§ Activity
Show all lines of the listing that hold the word "April".

§ Task input
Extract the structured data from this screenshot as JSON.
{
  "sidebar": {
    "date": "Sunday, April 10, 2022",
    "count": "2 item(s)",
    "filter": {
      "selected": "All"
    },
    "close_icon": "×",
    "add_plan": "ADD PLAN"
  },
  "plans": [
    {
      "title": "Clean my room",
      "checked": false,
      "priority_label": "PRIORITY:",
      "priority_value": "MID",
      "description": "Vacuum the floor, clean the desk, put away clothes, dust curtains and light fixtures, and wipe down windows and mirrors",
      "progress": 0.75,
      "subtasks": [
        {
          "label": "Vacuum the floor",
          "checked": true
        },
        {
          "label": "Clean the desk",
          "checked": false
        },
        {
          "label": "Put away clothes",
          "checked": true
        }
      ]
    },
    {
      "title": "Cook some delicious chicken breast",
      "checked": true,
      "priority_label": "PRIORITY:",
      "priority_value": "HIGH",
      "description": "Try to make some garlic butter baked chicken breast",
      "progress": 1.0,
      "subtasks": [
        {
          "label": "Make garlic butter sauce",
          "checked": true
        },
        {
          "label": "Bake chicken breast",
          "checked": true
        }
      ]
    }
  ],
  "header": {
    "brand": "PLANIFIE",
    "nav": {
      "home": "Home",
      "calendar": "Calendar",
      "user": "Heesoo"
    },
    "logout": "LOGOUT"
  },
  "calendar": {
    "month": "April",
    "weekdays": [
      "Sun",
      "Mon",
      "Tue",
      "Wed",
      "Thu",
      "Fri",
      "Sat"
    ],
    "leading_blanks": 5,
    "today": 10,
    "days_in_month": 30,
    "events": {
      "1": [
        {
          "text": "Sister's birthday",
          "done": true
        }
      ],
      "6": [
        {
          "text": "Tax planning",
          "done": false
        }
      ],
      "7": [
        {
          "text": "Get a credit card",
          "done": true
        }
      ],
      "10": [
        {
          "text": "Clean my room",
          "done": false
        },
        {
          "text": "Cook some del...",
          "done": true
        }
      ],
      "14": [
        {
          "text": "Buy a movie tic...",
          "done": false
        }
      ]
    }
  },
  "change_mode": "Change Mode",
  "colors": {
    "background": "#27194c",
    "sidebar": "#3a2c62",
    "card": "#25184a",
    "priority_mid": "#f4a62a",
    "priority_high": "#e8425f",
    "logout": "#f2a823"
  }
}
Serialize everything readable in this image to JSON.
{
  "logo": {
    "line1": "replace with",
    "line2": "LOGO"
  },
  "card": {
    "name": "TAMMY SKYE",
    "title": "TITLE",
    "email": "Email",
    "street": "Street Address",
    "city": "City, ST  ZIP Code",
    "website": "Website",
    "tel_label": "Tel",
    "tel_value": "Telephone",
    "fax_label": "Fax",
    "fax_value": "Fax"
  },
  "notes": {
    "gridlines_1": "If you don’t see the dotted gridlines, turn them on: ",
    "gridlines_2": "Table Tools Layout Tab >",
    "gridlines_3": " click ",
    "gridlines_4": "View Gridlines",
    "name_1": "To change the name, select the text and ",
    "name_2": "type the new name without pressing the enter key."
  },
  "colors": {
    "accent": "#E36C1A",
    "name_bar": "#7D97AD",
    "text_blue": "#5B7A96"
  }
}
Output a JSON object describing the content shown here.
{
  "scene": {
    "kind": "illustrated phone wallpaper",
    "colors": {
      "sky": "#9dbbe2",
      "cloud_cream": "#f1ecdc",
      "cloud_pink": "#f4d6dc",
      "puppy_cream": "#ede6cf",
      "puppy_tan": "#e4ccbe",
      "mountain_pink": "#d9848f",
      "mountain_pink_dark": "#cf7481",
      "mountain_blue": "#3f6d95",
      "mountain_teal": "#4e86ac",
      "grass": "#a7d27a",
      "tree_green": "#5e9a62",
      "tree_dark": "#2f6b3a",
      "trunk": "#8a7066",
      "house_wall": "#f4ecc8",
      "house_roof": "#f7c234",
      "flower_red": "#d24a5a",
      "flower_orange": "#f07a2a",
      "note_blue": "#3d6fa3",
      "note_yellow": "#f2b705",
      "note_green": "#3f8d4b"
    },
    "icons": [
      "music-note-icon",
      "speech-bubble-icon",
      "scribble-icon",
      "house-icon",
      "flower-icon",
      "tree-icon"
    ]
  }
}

§ Result for this task
    "date": "Sunday, April 10, 2022",
    "month": "April",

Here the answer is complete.